Records excerpted from a collection
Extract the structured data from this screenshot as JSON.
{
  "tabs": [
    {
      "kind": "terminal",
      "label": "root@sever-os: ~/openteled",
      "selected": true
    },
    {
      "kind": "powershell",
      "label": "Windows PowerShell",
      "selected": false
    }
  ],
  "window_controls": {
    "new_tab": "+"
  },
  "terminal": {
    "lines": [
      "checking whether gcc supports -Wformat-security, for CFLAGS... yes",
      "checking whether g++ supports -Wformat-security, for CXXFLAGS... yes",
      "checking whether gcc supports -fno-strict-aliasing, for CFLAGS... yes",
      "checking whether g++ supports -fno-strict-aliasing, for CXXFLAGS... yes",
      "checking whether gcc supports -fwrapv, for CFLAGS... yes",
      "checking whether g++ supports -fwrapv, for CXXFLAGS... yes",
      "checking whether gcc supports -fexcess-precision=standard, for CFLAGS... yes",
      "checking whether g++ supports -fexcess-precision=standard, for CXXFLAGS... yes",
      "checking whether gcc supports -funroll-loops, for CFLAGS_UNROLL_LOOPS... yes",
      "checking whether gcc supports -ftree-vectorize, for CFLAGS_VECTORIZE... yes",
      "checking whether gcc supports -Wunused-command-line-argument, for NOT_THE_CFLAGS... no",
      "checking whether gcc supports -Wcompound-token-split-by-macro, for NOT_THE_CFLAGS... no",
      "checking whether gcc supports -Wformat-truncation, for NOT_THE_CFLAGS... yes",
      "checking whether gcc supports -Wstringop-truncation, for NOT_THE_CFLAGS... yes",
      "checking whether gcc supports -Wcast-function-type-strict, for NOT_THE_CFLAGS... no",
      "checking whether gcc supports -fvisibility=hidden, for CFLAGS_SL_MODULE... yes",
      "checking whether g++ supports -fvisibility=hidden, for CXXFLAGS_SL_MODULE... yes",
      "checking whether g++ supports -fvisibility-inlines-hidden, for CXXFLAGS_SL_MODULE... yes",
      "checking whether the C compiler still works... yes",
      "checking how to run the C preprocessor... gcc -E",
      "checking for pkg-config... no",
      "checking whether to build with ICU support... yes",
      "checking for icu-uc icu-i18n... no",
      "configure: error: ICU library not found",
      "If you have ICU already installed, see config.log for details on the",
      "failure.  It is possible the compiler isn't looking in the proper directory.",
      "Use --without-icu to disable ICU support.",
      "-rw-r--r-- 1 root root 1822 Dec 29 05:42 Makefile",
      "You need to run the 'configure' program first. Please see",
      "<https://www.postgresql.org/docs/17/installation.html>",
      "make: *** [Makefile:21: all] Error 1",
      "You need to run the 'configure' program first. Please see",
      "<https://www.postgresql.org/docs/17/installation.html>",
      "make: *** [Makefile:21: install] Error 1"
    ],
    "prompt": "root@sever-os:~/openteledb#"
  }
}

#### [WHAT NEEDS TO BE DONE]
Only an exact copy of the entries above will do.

#### [THE ANSWER]
Extract the structured data from this screenshot as JSON.
{
  "tabs": [
    {
      "kind": "terminal",
      "label": "root@sever-os: ~/openteled",
      "selected": true
    },
    {
      "kind": "powershell",
      "label": "Windows PowerShell",
      "selected": false
    }
  ],
  "window_controls": {
    "new_tab": "+"
  },
  "terminal": {
    "lines": [
      "checking whether gcc supports -Wformat-security, for CFLAGS... yes",
      "checking whether g++ supports -Wformat-security, for CXXFLAGS... yes",
      "checking whether gcc supports -fno-strict-aliasing, for CFLAGS... yes",
      "checking whether g++ supports -fno-strict-aliasing, for CXXFLAGS... yes",
      "checking whether gcc supports -fwrapv, for CFLAGS... yes",
      "checking whether g++ supports -fwrapv, for CXXFLAGS... yes",
      "checking whether gcc supports -fexcess-precision=standard, for CFLAGS... yes",
      "checking whether g++ supports -fexcess-precision=standard, for CXXFLAGS... yes",
      "checking whether gcc supports -funroll-loops, for CFLAGS_UNROLL_LOOPS... yes",
      "checking whether gcc supports -ftree-vectorize, for CFLAGS_VECTORIZE... yes",
      "checking whether gcc supports -Wunused-command-line-argument, for NOT_THE_CFLAGS... no",
      "checking whether gcc supports -Wcompound-token-split-by-macro, for NOT_THE_CFLAGS... no",
      "checking whether gcc supports -Wformat-truncation, for NOT_THE_CFLAGS... yes",
      "checking whether gcc supports -Wstringop-truncation, for NOT_THE_CFLAGS... yes",
      "checking whether gcc supports -Wcast-function-type-strict, for NOT_THE_CFLAGS... no",
      "checking whether gcc supports -fvisibility=hidden, for CFLAGS_SL_MODULE... yes",
      "checking whether g++ supports -fvisibility=hidden, for CXXFLAGS_SL_MODULE... yes",
      "checking whether g++ supports -fvisibility-inlines-hidden, for CXXFLAGS_SL_MODULE... yes",
      "checking whether the C compiler still works... yes",
      "checking how to run the C preprocessor... gcc -E",
      "checking for pkg-config... no",
      "checking whether to build with ICU support... yes",
      "checking for icu-uc icu-i18n... no",
      "configure: error: ICU library not found",
      "If you have ICU already installed, see config.log for details on the",
      "failure.  It is possible the compiler isn't looking in the proper directory.",
      "Use --without-icu to disable ICU support.",
      "-rw-r--r-- 1 root root 1822 Dec 29 05:42 Makefile",
      "You need to run the 'configure' program first. Please see",
      "<https://www.postgresql.org/docs/17/installation.html>",
      "make: *** [Makefile:21: all] Error 1",
      "You need to run the 'configure' program first. Please see",
      "<https://www.postgresql.org/docs/17/installation.html>",
      "make: *** [Makefile:21: install] Error 1"
    ],
    "prompt": "root@sever-os:~/openteledb#"
  }
}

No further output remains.